*EXCERPTED RECORDS*.

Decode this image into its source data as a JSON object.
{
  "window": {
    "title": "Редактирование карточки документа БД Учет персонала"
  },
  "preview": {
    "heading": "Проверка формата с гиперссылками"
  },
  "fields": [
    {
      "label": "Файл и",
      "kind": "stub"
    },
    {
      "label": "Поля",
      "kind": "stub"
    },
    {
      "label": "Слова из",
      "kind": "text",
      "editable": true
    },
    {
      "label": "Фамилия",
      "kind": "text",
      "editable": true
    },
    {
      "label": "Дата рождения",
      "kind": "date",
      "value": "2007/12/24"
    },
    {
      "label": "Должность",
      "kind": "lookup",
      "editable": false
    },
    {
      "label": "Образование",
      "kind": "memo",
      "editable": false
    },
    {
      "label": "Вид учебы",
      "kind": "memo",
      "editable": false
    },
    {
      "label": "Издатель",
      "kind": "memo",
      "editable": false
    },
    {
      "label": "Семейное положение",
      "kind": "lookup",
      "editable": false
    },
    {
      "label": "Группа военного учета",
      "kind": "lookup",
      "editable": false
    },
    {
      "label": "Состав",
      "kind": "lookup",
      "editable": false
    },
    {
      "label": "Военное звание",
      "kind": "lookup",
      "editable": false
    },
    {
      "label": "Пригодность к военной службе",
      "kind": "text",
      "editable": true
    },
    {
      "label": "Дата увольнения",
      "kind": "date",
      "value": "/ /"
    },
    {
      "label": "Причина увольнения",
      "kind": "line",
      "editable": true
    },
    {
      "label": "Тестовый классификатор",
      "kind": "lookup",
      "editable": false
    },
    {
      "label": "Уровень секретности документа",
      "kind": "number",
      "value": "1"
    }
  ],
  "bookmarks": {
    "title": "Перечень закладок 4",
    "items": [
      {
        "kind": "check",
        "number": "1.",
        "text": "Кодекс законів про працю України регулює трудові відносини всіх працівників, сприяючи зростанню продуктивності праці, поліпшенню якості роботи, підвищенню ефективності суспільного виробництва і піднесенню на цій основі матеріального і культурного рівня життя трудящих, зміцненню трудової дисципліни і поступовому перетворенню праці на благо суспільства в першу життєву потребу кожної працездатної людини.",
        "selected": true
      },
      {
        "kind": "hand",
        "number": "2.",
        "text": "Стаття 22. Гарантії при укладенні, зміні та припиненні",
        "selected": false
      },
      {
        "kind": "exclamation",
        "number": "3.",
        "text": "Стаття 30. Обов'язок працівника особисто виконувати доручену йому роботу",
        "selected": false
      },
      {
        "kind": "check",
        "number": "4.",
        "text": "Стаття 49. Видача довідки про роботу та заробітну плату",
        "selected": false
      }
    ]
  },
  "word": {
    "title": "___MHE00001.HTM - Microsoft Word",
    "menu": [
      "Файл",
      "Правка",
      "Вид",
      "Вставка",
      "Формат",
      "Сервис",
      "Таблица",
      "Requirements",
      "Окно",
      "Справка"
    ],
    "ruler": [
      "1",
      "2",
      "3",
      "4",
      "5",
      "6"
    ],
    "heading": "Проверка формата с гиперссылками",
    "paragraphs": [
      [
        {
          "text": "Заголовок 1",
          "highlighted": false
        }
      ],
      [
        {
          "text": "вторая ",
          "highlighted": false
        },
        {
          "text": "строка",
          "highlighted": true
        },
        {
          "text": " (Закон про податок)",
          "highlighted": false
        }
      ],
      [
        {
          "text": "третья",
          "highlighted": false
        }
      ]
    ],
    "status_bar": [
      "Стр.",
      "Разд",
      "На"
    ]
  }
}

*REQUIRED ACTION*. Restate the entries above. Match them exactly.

*RESULT OF THIS EXERCISE*.
Decode this image into its source data as a JSON object.
{
  "window": {
    "title": "Редактирование карточки документа БД Учет персонала"
  },
  "preview": {
    "heading": "Проверка формата с гиперссылками"
  },
  "fields": [
    {
      "label": "Файл и",
      "kind": "stub"
    },
    {
      "label": "Поля",
      "kind": "stub"
    },
    {
      "label": "Слова из",
      "kind": "text",
      "editable": true
    },
    {
      "label": "Фамилия",
      "kind": "text",
      "editable": true
    },
    {
      "label": "Дата рождения",
      "kind": "date",
      "value": "2007/12/24"
    },
    {
      "label": "Должность",
      "kind": "lookup",
      "editable": false
    },
    {
      "label": "Образование",
      "kind": "memo",
      "editable": false
    },
    {
      "label": "Вид учебы",
      "kind": "memo",
      "editable": false
    },
    {
      "label": "Издатель",
      "kind": "memo",
      "editable": false
    },
    {
      "label": "Семейное положение",
      "kind": "lookup",
      "editable": false
    },
    {
      "label": "Группа военного учета",
      "kind": "lookup",
      "editable": false
    },
    {
      "label": "Состав",
      "kind": "lookup",
      "editable": false
    },
    {
      "label": "Военное звание",
      "kind": "lookup",
      "editable": false
    },
    {
      "label": "Пригодность к военной службе",
      "kind": "text",
      "editable": true
    },
    {
      "label": "Дата увольнения",
      "kind": "date",
      "value": "/ /"
    },
    {
      "label": "Причина увольнения",
      "kind": "line",
      "editable": true
    },
    {
      "label": "Тестовый классификатор",
      "kind": "lookup",
      "editable": false
    },
    {
      "label": "Уровень секретности документа",
      "kind": "number",
      "value": "1"
    }
  ],
  "bookmarks": {
    "title": "Перечень закладок 4",
    "items": [
      {
        "kind": "check",
        "number": "1.",
        "text": "Кодекс законів про працю України регулює трудові відносини всіх працівників, сприяючи зростанню продуктивності праці, поліпшенню якості роботи, підвищенню ефективності суспільного виробництва і піднесенню на цій основі матеріального і культурного рівня життя трудящих, зміцненню трудової дисципліни і поступовому перетворенню праці на благо суспільства в першу життєву потребу кожної працездатної людини.",
        "selected": true
      },
      {
        "kind": "hand",
        "number": "2.",
        "text": "Стаття 22. Гарантії при укладенні, зміні та припиненні",
        "selected": false
      },
      {
        "kind": "exclamation",
        "number": "3.",
        "text": "Стаття 30. Обов'язок працівника особисто виконувати доручену йому роботу",
        "selected": false
      },
      {
        "kind": "check",
        "number": "4.",
        "text": "Стаття 49. Видача довідки про роботу та заробітну плату",
        "selected": false
      }
    ]
  },
  "word": {
    "title": "___MHE00001.HTM - Microsoft Word",
    "menu": [
      "Файл",
      "Правка",
      "Вид",
      "Вставка",
      "Формат",
      "Сервис",
      "Таблица",
      "Requirements",
      "Окно",
      "Справка"
    ],
    "ruler": [
      "1",
      "2",
      "3",
      "4",
      "5",
      "6"
    ],
    "heading": "Проверка формата с гиперссылками",
    "paragraphs": [
      [
        {
          "text": "Заголовок 1",
          "highlighted": false
        }
      ],
      [
        {
          "text": "вторая ",
          "highlighted": false
        },
        {
          "text": "строка",
          "highlighted": true
        },
        {
          "text": " (Закон про податок)",
          "highlighted": false
        }
      ],
      [
        {
          "text": "третья",
          "highlighted": false
        }
      ]
    ],
    "status_bar": [
      "Стр.",
      "Разд",
      "На"
    ]
  }
}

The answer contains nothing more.